▸ Instructions to follow:
Check every line of the entries that follow, and copy the ones containing "projects".

+++++

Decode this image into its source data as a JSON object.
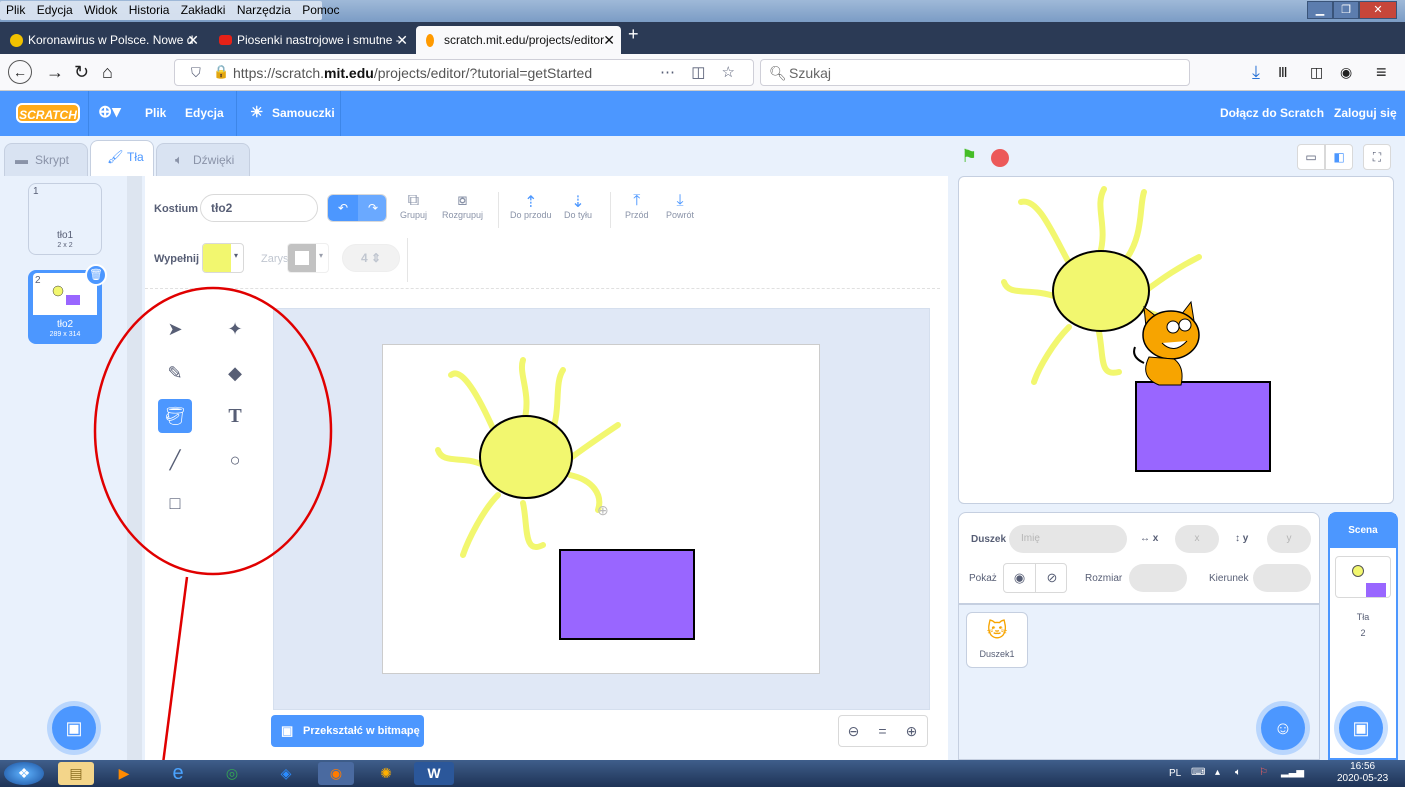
{
  "menubar": {
    "items": [
      "Plik",
      "Edycja",
      "Widok",
      "Historia",
      "Zakładki",
      "Narzędzia",
      "Pomoc"
    ]
  },
  "tabs": [
    {
      "title": "Koronawirus w Polsce. Nowe d",
      "icon_color": "#f2c200"
    },
    {
      "title": "Piosenki nastrojowe i smutne -",
      "icon_color": "#e62117"
    },
    {
      "title": "scratch.mit.edu/projects/editor",
      "icon_color": "#ff9a00"
    }
  ],
  "nav": {
    "url_prefix": "https://scratch.",
    "url_domain": "mit.edu",
    "url_path": "/projects/editor/?tutorial=getStarted",
    "search_placeholder": "Szukaj"
  },
  "header": {
    "logo": "SCRATCH",
    "file": "Plik",
    "edit": "Edycja",
    "tutorials": "Samouczki",
    "join": "Dołącz do Scratch",
    "signin": "Zaloguj się"
  },
  "editor_tabs": {
    "code": "Skrypt",
    "backdrops": "Tła",
    "sounds": "Dźwięki"
  },
  "costumes": [
    {
      "num": "1",
      "name": "tło1",
      "size": "2 x 2"
    },
    {
      "num": "2",
      "name": "tło2",
      "size": "289 x 314"
    }
  ],
  "paint": {
    "costume_label": "Kostium",
    "costume_name": "tło2",
    "group": "Grupuj",
    "ungroup": "Rozgrupuj",
    "forward": "Do przodu",
    "backward": "Do tyłu",
    "front": "Przód",
    "back": "Powrót",
    "fill_label": "Wypełnij",
    "outline_label": "Zarys",
    "outline_size": "4",
    "fill_color": "#f2f76f",
    "bitmap_button": "Przekształć w bitmapę"
  },
  "sprite_info": {
    "sprite_label": "Duszek",
    "name_placeholder": "Imię",
    "x_label": "x",
    "x_placeholder": "x",
    "y_label": "y",
    "y_placeholder": "y",
    "show_label": "Pokaż",
    "size_label": "Rozmiar",
    "direction_label": "Kierunek"
  },
  "sprites": [
    {
      "name": "Duszek1"
    }
  ],
  "stage_panel": {
    "title": "Scena",
    "backdrops_label": "Tła",
    "backdrops_count": "2"
  },
  "tray": {
    "lang": "PL",
    "time": "16:56",
    "date": "2020-05-23"
  },
  "colors": {
    "accent": "#4c97ff",
    "sun": "#f2f76f",
    "rect": "#9966ff",
    "annotation": "#e00000"
  }
}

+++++

▸ Response:
      "title": "scratch.mit.edu/projects/editor",
    "url_path": "/projects/editor/?tutorial=getStarted",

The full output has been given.